10. (C) Looking ahead, the principal danger for Ireland is complacency, said Eoin O,Driscoll, Chairman of Forfas (the Government think-tank) and the Government-commissioned Enterprise Strategy Group (ESG). Echoing the ESG,s recently published findings, O,Driscoll cited the need to ensure Ireland,s continued competitiveness as a magnet for foreign direct investment (FDI), which, he said, had driven the country,s economic transformation. (U.S. and Irish businesspersons who attended the November 15 American Chamber of Commerce breakfast with Secretary Snow made similar points, noting that multinationals were increasingly attracted by low-cost manufacturing opportunities in China and India.) O,Driscoll said that, just as industry and Government had collaborated in the 1990s to make Ireland a base for leading bio-pharmaceutical and IT companies, the country needed a new shared vision to go another rung higher in the production of innovative, high-value goods and services. He note that this challenge would involve marrying innovation to better business practices, particularly in sales and marketing, and he praised the U.S. model of perfecting product designs in the market, as opposed to the European preference of the laboratory. While Secretary Snow cautioned against government attempts to pick winners in the market, he ventured that the key to economic prosperity rested with countries like the United States that fostered a culture of innovation and entrepreneurship.
11. (U) Secretary Snow,s classroom discussion with students, professors, and administrators at Dublin City University (DCU) was a venue for further discussion on the role of innovation, entrepreneurship, and academia in strengthening the Irish economy. The event took place at DCU,s “Invent Center,” which serves as a business incubator for student entrepreneurs and community start-up companies.

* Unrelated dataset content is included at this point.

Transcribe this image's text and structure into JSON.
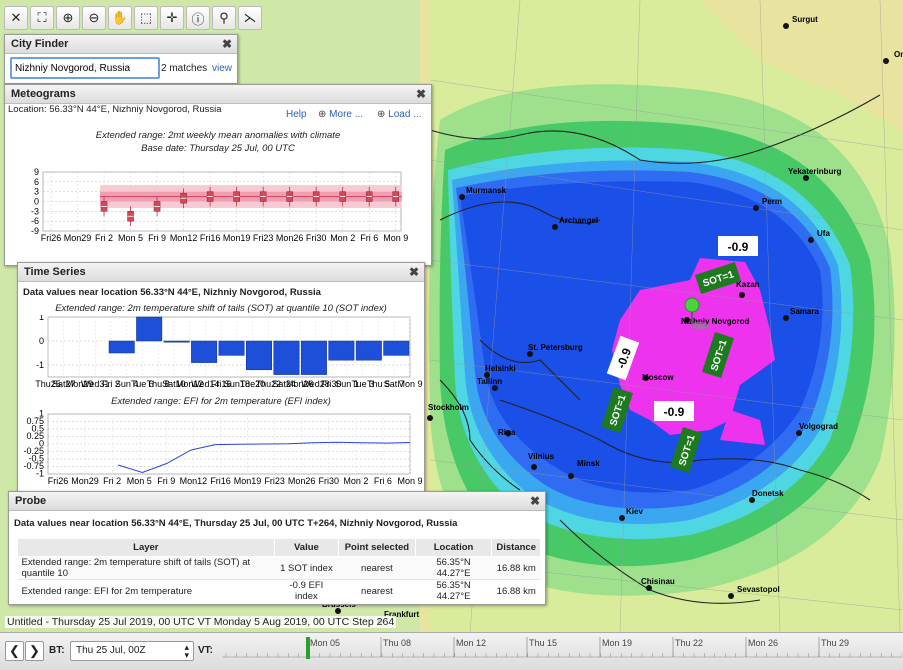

Secretary Snow highlighted the centrality of education and
SIPDIS intellectual capital to the modern, knowledge-based economy, and he explained that to embrace a market economy was to embrace ever-changing needs for new ideas and skills. He also noted the difficulties that economists had encountered in finding ways to capture creativity, “that spark,” in modeling economic activity. DCU president Ferdinand von Prondzynski commented that the university had encountered a similar challenge, but espoused the belief that entrepreneurship could be taught, in the same way as poetry, painting, and other modes of creativity. Prondzynski also stressed that innovation meant little without business skills, and he cited DCU requirements for students to establish relationships Irish entrepreneurs who had both succeeded and failed in bringing new ideas to the market.
Participants in the “Architect” Discussions with Secretary Snow
12. (U) Participants in the Ambassador,s November 14 dinner for Secretary Snow were: Charlie McCreevy, EU Commissioner-designate and former Irish Finance Minister; Dermot Desmond, financier; Eoin O,Driscoll, Chairman of Forfas and the Enterprise Strategy Group; Padraig White, former CEO of the Industrial Development Authority; and Padraig O,huiginn, Former Secretary General in the Office of the Taoiseach. Attendees at the November 15 Ulster Bank lunch were: Ray McSharry, former EU Commisioner and Minister of Finance; Lochlann Quinn, co-founder of Glen Dimplex; Peter Cassells, former Secretary General of the Irish Congress of Trade Unions; Albert Reynolds, former Prime Minister (Taoiseach); Allan Gray, Chairman of Indecon Economic Consulting; Willie Walsh, CEO of Aer Lingus; Bill Harris, National Science Foundation Director; and Cormack McCarthy, David Pierce, and Michael Torpey of the Ulster Bank.
13. (U) This cable has been cleared by Treasury DAS Nancy Lee KENNY